To mark my return to more regular blogging, I thought I would start with the best management book I've read on anything in a very long time, and certainly, if the Jack and Todd were to published a revised version of the 100 Best Business Books, I would put it at the top of the list among all the business books published since they picked their favorites. The book is Collaboration, by Morten Hansen, who is a Professor at both UC Berkeley and Insead, and also has extensive experience working and consulting in industry. The questions of when encouraging versus discouraging collaboration is Best, what gets in the way of it happening, how to make it happen when you want it, and how to be a collaborative leader-- without being a doormat -- are issues that face every organization and every manager. Hansen knows more about this subject as a researcher than anyone out there right now, and because he has worked with real organizations and real leaders, the result is a book that is based on the best evidence, a delight to read because the stories are so good, and relentlessly useful.
For example, while most authors present simple minded arguments, Hansen's Chapter 2 shows the costs and benefits of collaboration, and provides a simple way for managers to decide when it is worth the trouble or not. The next three chapters, the heart of the book, really show-off Hansen's skill, as they provide three simple and powerful solutions --- Unify people, cultivate T shaped management, and build nimble networks. Hansen was co-author of the original Harvard Business Review article that popularized the notion of T shaped people, a mantra that is used at both IDEO and the Stanford d.school to describe people who have both deep skills in one or a few areas and who do their own jobs well and also have the ability to work with others, to share ideas with them, to be be civilized, and contribute to the whole. This the best chapter I've ever read on hiring, breeding, and (when necessary) firing people to create a collaborative workplace -- rather than getting hung up on theory, research or ideology, or committing the alternate sin of make excessive claims, telling stories that are fun but useless, or glossing over the difficulties, Hansen provides evidence-based ideas that bosses can actually used and shows how they have been used, things like not tolerating destructive lone stars, how to use both selection methods to find T shaped people and pay, coaching and promotion to breed T shaped people. And he shows how the most widely used pay for performance systems often undermine collaboration and what can be done to design systems to reverse these ills.
If you want to get a fuller taste of the book and Morten, there is a free video at BNET of Morten talking about the book here, check it out.

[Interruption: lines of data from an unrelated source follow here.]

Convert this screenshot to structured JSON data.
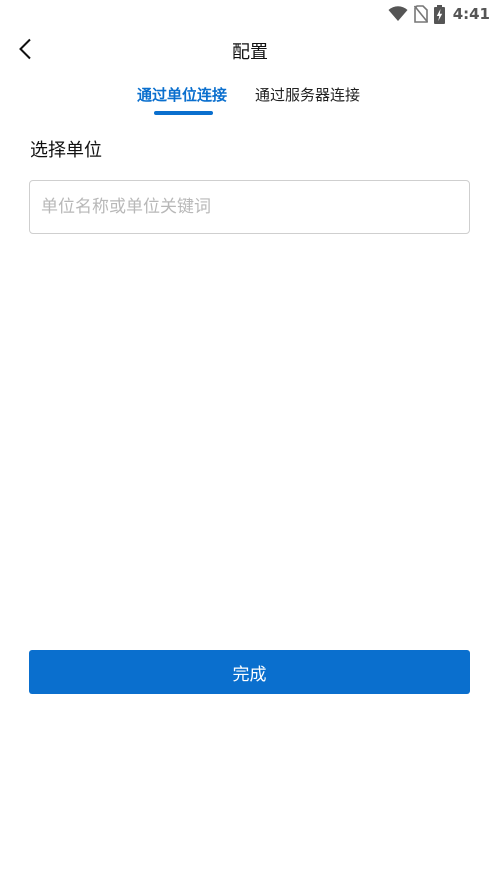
{
  "status_bar": {
    "time": "4:41",
    "icons": [
      "wifi-icon",
      "no-sim-icon",
      "battery-charging-icon"
    ]
  },
  "nav": {
    "title": "配置",
    "back_icon": "chevron-left-icon"
  },
  "tabs": [
    {
      "label": "通过单位连接",
      "active": true
    },
    {
      "label": "通过服务器连接",
      "active": false
    }
  ],
  "form": {
    "section_label": "选择单位",
    "search_placeholder": "单位名称或单位关键词",
    "search_value": ""
  },
  "actions": {
    "done_label": "完成"
  },
  "colors": {
    "accent": "#0a6fce",
    "border": "#cfcfcf",
    "placeholder": "#b8b8b8"
  }
}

Finally, a little editorial note. This book was published in May, and although everyone I know who has read it will tell you how great it is, it has not exactly become a blockbuster bestseller. Some 11,000 business books a year are published and it is difficult (and requires a lot of luck) to write a book that has a big impact on the market. Morten even got Jim Collins to write a very nice foreword. In fact, with all due respect to Collins, I think Collaboration is better book than Good to Great -- because it is based on better evidence and provides more details about what managers can actually do. I am hoping that, like Clay Christensen's Innovator's Dilemma, which languished for a year before Andy Grove discovered it and talked it up, that despite Collaboration's modest start, the story will be the same. This is a book that can help every manager do his or her job better, it is a delight to read, and does not contain an iota of breathless hype or bullshit. This is the kind of book we need right now. I think that, in addition to this post, I will put up an Amazon review today to do my little part too. I urge you to check out Morten on BNET and read the opening pages on Amazon, this is quite a book.